Items listed in a dataset
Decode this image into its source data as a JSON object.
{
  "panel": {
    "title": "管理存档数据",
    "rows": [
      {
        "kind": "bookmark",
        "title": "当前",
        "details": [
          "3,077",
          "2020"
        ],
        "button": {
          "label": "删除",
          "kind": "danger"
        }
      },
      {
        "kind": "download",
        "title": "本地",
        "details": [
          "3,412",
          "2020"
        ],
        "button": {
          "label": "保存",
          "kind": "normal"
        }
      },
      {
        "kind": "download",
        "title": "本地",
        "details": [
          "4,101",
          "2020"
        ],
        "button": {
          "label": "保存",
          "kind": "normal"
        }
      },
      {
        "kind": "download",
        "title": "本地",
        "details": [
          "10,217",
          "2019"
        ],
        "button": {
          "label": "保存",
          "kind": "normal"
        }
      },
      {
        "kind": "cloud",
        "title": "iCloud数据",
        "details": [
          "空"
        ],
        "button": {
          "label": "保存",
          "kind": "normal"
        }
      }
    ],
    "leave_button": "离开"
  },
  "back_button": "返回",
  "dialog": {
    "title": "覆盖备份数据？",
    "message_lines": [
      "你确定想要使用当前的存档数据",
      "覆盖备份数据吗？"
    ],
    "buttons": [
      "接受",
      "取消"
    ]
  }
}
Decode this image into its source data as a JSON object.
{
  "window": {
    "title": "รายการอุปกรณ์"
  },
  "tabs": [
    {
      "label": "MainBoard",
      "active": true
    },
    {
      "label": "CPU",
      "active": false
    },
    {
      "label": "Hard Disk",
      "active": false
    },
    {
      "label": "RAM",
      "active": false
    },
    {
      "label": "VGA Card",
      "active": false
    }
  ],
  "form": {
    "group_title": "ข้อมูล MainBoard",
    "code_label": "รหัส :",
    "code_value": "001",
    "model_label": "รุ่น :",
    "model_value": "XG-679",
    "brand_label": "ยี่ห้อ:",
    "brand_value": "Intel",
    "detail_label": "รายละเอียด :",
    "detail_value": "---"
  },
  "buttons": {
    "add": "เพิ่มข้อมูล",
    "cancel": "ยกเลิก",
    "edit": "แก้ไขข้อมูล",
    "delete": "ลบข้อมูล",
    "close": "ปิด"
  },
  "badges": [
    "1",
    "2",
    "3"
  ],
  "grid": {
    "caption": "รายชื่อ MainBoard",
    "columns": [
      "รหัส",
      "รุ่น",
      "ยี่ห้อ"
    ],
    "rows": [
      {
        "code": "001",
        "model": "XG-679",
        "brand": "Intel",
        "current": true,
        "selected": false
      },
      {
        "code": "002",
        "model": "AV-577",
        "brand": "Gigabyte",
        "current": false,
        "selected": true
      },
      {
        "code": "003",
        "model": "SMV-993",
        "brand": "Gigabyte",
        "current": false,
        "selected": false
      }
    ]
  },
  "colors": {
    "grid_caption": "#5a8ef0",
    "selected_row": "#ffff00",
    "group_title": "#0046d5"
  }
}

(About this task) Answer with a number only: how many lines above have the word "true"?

(Result of the exercise) 3